John Jay Students’ Science Research Has Strong Implications

  • Comment
Dan Fulop, left, and Kevin Pawlak, seniors at John Jay High, are semi-finalists in the the Intel Science Talent Search. Photo Credit: Courtesy of Katonah-Lewisboro School District

CROSS RIVER, N.Y. – One John Jay High School student may have found a way to cure cirrhosis. Another ,ight  have developed a way to destroy bacteria without the use of antibiotics.

At least that’s what their preliminary research indicates.

As a result of that research, John Jay seniors Dan Fulop and Kevin Pawlak have been chosen from 1,700 students nationwide as two of the 300 semifinalists in the Intel Science Talent Search (Intel STS) – one of the country’s most prestigious pre-college science competitions.

Previously known as the Westinghouse Science Talent Search, the competition has been in existence since 1942. Approximately 21,000 finalists and semi-finalists have received more than $13.8 million in awards.

Fulop and Pawlak are the first JJHS Intel semi-finalists in seven years.

Fulop’s work is related to RNA (ribonucleic acid) – a large group of molecules that plays a vital role in the coding, regulation and expression of genes.
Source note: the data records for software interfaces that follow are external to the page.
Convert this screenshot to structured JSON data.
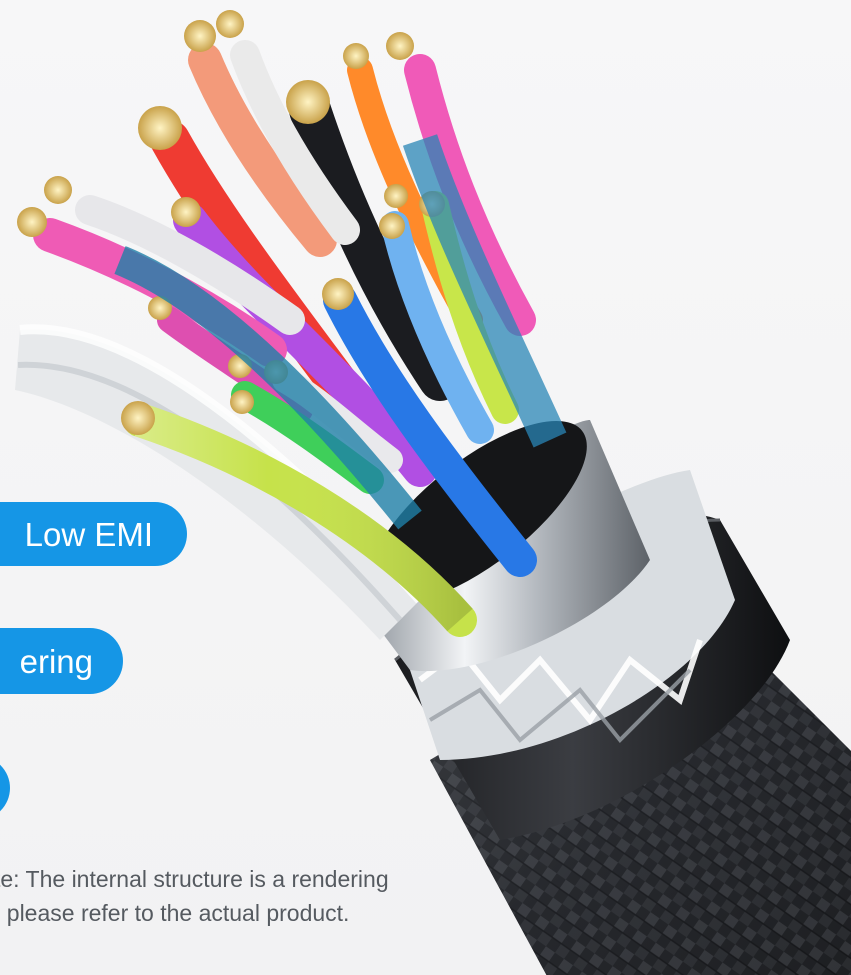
{
  "badges": [
    {
      "label": "Low EMI"
    },
    {
      "label": "ering"
    },
    {
      "label": ""
    }
  ],
  "note": {
    "line1": "te: The internal structure is a rendering",
    "line2": ", please refer to the actual product."
  },
  "colors": {
    "badge": "#1596e6",
    "note_text": "#555a60",
    "background": "#f5f5f6",
    "braid": "#2a2c30",
    "shield_silver": "#c9cdd2"
  },
  "image": {
    "subject": "cable-cross-section"
  }
}
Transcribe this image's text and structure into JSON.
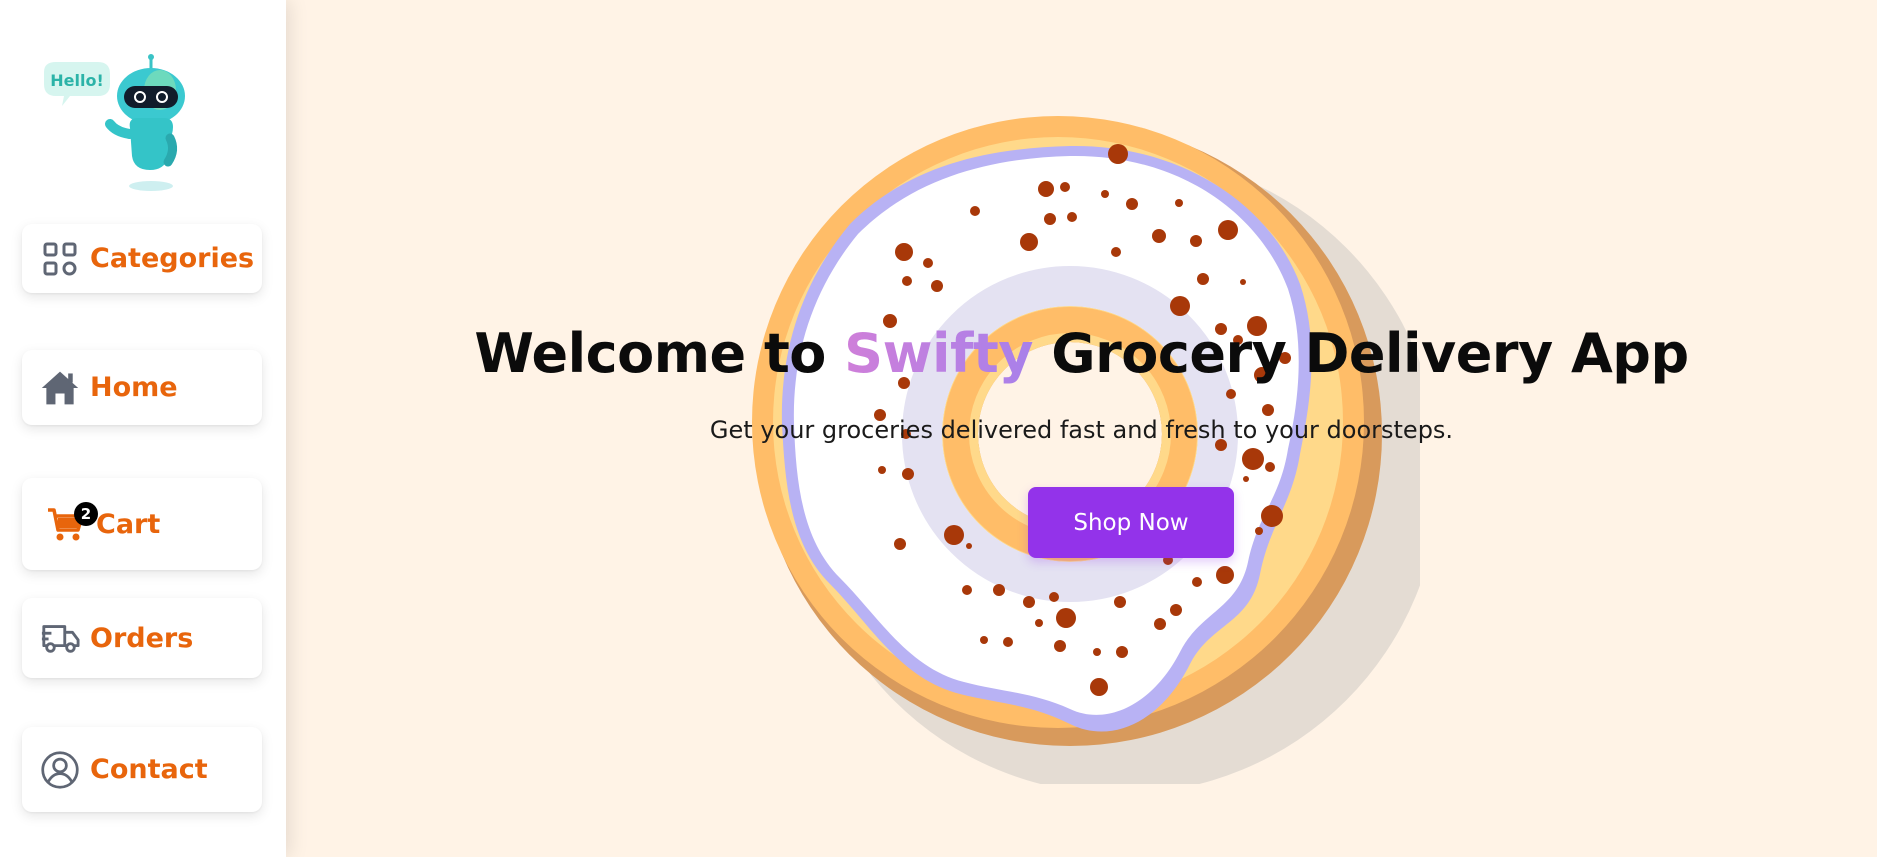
{
  "logo": {
    "bubble_text": "Hello!"
  },
  "sidebar": {
    "items": [
      {
        "label": "Categories",
        "icon": "grid-icon"
      },
      {
        "label": "Home",
        "icon": "home-icon"
      },
      {
        "label": "Cart",
        "icon": "cart-icon",
        "badge": "2"
      },
      {
        "label": "Orders",
        "icon": "truck-icon"
      },
      {
        "label": "Contact",
        "icon": "user-circle-icon"
      }
    ]
  },
  "hero": {
    "title_prefix": "Welcome to ",
    "brand": "Swifty",
    "title_suffix": " Grocery Delivery App",
    "subtitle": "Get your groceries delivered fast and fresh to your doorsteps.",
    "cta": "Shop Now"
  },
  "colors": {
    "accent_orange": "#e8650c",
    "button_purple": "#9333ea",
    "background": "#fff3e6",
    "icon_gray": "#5f6674"
  }
}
Utilizing and activating small RNA’s regulatory system within the body, Fulop succeeded in transforming a cirrhotic liver stem cell into a healthy cell, which could eventually lead to the development of a drug that could halt cirrhosis.

Since his junior year, Fulop has been meeting with Drs. Charles and Leslie Rogler at Albert Einstein College of Medicine of Yeshiva University in the Bronx. During his junior year, he commuted every week from mid-June to September, working nine to 10 hours a day, five to six days a week.
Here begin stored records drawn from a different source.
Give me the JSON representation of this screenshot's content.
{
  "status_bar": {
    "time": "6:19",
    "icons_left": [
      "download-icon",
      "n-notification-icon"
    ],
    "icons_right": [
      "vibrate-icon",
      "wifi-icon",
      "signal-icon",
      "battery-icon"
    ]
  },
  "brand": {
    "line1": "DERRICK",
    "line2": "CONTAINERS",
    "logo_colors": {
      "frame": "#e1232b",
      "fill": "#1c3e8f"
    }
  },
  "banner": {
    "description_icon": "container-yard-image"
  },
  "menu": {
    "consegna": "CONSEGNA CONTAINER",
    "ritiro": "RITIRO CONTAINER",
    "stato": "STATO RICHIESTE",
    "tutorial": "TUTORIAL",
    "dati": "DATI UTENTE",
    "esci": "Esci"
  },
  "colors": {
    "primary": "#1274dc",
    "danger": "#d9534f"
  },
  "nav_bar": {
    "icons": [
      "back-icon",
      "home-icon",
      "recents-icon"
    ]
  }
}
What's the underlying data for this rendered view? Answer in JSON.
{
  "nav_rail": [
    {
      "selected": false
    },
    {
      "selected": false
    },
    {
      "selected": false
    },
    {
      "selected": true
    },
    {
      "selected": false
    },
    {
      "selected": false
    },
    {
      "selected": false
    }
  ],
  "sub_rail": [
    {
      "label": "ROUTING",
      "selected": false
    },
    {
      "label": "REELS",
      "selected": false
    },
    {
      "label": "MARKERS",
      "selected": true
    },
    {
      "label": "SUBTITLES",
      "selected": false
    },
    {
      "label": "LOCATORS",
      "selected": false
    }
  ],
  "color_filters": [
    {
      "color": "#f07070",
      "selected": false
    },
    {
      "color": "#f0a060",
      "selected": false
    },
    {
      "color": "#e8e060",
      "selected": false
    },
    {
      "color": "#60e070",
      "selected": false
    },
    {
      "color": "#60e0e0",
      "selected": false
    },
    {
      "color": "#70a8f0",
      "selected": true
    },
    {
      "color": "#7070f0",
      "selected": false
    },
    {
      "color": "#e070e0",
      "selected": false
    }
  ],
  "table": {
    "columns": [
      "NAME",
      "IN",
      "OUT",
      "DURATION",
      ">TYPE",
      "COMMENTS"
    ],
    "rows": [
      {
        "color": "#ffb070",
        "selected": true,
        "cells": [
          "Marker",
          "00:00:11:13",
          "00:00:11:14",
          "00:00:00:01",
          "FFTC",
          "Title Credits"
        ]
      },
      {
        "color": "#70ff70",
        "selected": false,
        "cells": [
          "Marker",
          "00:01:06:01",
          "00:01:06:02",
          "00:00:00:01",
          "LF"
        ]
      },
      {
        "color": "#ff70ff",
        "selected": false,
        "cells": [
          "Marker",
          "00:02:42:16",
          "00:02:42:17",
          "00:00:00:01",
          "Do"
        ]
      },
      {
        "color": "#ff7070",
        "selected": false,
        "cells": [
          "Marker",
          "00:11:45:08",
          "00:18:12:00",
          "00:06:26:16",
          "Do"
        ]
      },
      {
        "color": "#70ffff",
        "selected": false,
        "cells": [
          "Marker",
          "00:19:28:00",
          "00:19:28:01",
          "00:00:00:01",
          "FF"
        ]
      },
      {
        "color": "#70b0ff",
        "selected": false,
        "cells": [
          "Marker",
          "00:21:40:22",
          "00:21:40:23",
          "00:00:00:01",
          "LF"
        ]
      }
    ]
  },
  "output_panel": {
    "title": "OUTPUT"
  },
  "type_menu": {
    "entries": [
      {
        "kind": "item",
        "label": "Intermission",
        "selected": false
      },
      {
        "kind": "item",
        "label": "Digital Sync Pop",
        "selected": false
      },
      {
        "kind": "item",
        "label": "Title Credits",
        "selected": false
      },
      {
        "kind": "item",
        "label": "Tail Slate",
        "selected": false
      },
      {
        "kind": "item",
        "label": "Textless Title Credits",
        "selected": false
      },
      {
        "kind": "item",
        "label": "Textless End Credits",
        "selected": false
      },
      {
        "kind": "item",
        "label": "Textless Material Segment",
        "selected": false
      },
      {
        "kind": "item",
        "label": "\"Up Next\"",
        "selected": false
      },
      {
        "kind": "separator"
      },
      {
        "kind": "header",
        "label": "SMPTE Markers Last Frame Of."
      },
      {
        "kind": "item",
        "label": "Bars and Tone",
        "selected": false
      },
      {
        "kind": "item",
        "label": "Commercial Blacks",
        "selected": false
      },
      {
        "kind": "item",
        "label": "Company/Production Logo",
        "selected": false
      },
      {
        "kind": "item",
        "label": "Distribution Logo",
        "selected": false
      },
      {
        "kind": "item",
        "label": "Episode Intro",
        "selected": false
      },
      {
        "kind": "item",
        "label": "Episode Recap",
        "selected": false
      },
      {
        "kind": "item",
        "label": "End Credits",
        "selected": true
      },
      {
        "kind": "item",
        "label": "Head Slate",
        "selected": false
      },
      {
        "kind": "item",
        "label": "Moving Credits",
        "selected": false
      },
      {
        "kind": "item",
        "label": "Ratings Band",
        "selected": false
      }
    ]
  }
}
“I developed [the research] with [the Roglers] based on my interest, and then worked on an experimental design,” Fulop said.  He hopes to attend medical school and aspires to eventually become involved with cancer research.

Pawlak chose to explore unconventional anti-bacterial therapies. Because some bacteria are resistant to antibiotics, Pawlak’s quest was to break down the bacteria using an alternate method. Pawlak’s research discovered a method through which the utilization of less antibiotics actually increased bacterial death. 
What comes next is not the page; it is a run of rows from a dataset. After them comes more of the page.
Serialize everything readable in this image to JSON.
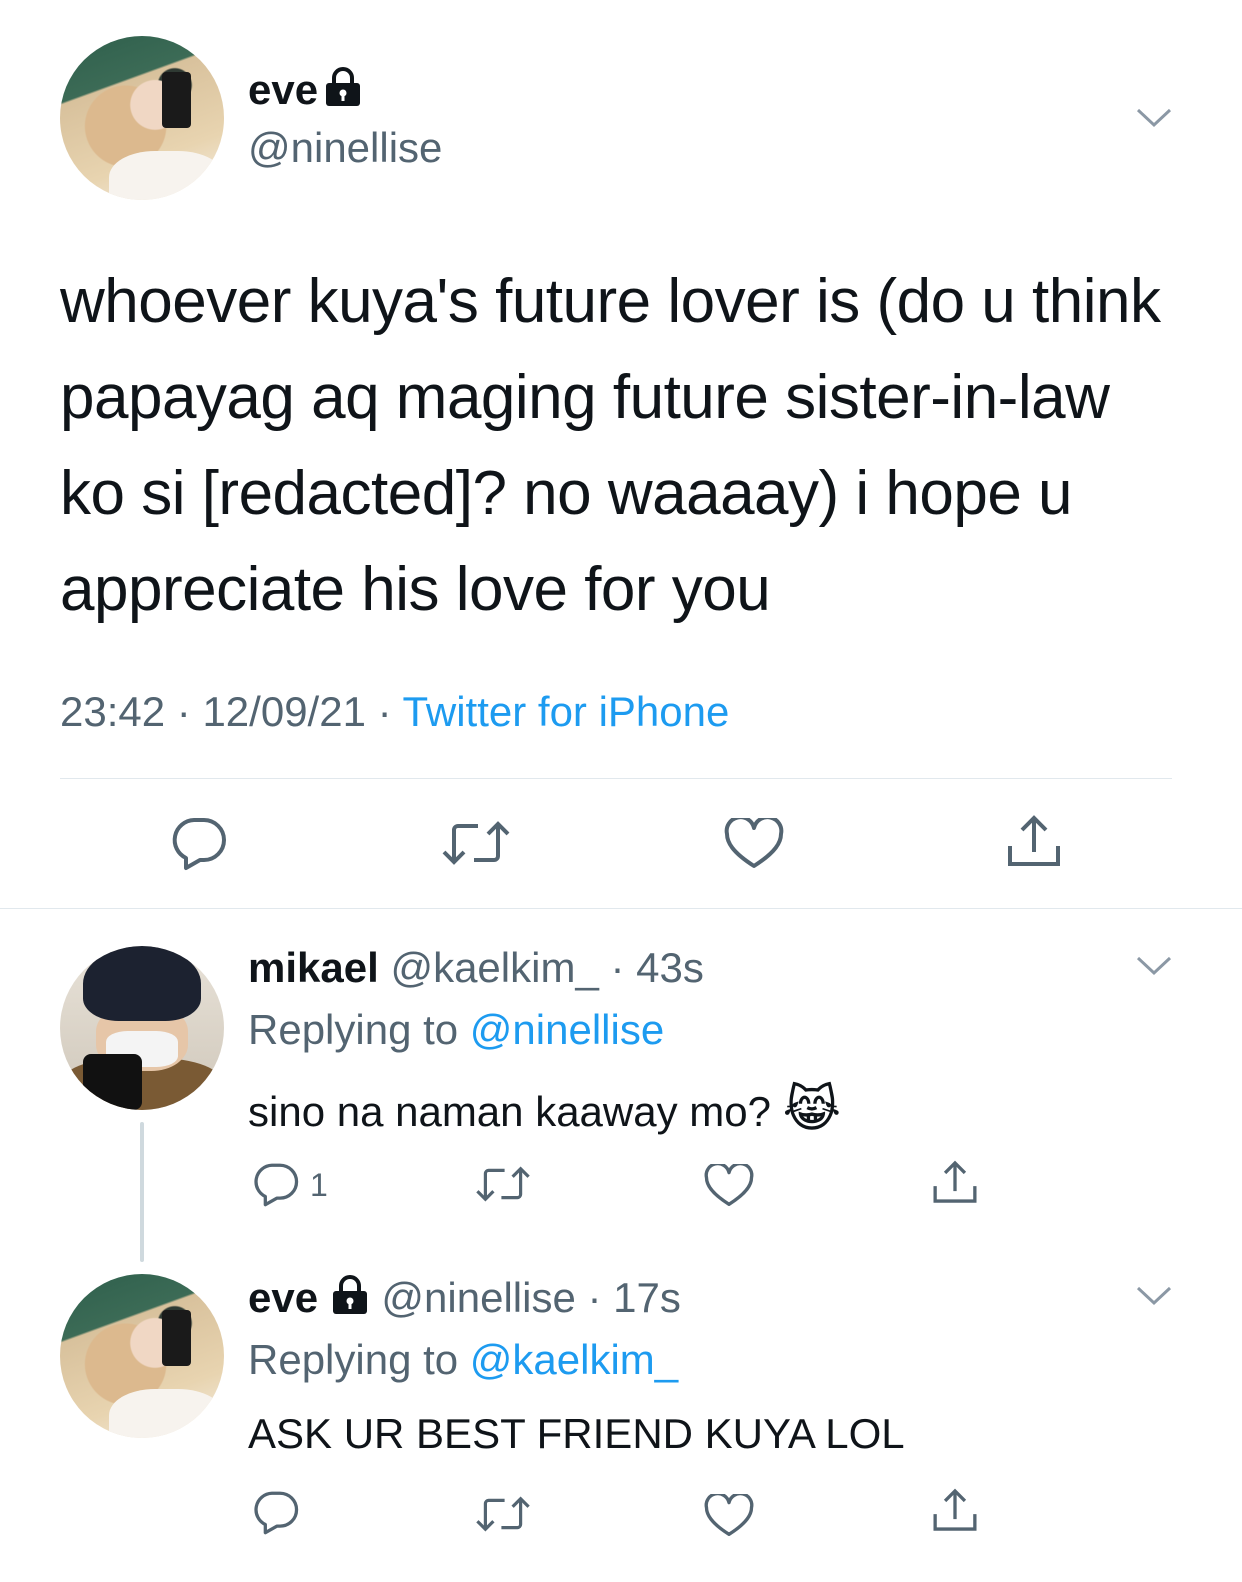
{
  "main_tweet": {
    "author_name": "eve",
    "author_handle": "@ninellise",
    "text": "whoever kuya's future lover is (do u think papayag aq maging future sister-in-law ko si [redacted]? no waaaay) i hope u appreciate his love for you",
    "time": "23:42",
    "date": "12/09/21",
    "source": "Twitter for iPhone",
    "separator": "·"
  },
  "replies": [
    {
      "author_name": "mikael",
      "author_handle": "@kaelkim_",
      "age": "43s",
      "replying_label": "Replying to",
      "replying_to": "@ninellise",
      "text": "sino na naman kaaway mo?",
      "emoji": "😹",
      "reply_count": "1"
    },
    {
      "author_name": "eve",
      "author_handle": "@ninellise",
      "age": "17s",
      "replying_label": "Replying to",
      "replying_to": "@kaelkim_",
      "text": "ASK UR BEST FRIEND KUYA LOL"
    }
  ],
  "icons": {
    "lock": "lock-icon",
    "reply": "reply-icon",
    "retweet": "retweet-icon",
    "like": "heart-icon",
    "share": "share-icon",
    "more": "chevron-down-icon"
  },
  "colors": {
    "accent": "#1d9bf0",
    "secondary_text": "#536471",
    "divider": "#e1e8ed"
  }
}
He developed his project during his sophomore and junior years. Research was conducted at Texas Technical University under the tutelage of mentor, Dr. Kendra Rumbaugh. Pawlak spent more than seven weeks in Texas and expenses were covered through the Clark Scholars Program at Texas Tech. He plans to study history and biological science and to become a surgeon or scientific researcher after completing medical school.

Each of the 300 semifinalists received a $1,000 award from the Intel Foundation with an additional $1,000 going to his or her school.

From that select pool, 40 finalists will be invited to Washington, D.C. in March to participate in final judging, display their work in public, meet with notable scientists, and compete for a top award of $100,000. 

John Jay High School teachers Jodi Riordan, Ann Marie Lipinsky, and Dr. Linda Burke run the school’s research program and played an integral part in the success of the students.

  • Comment

Comments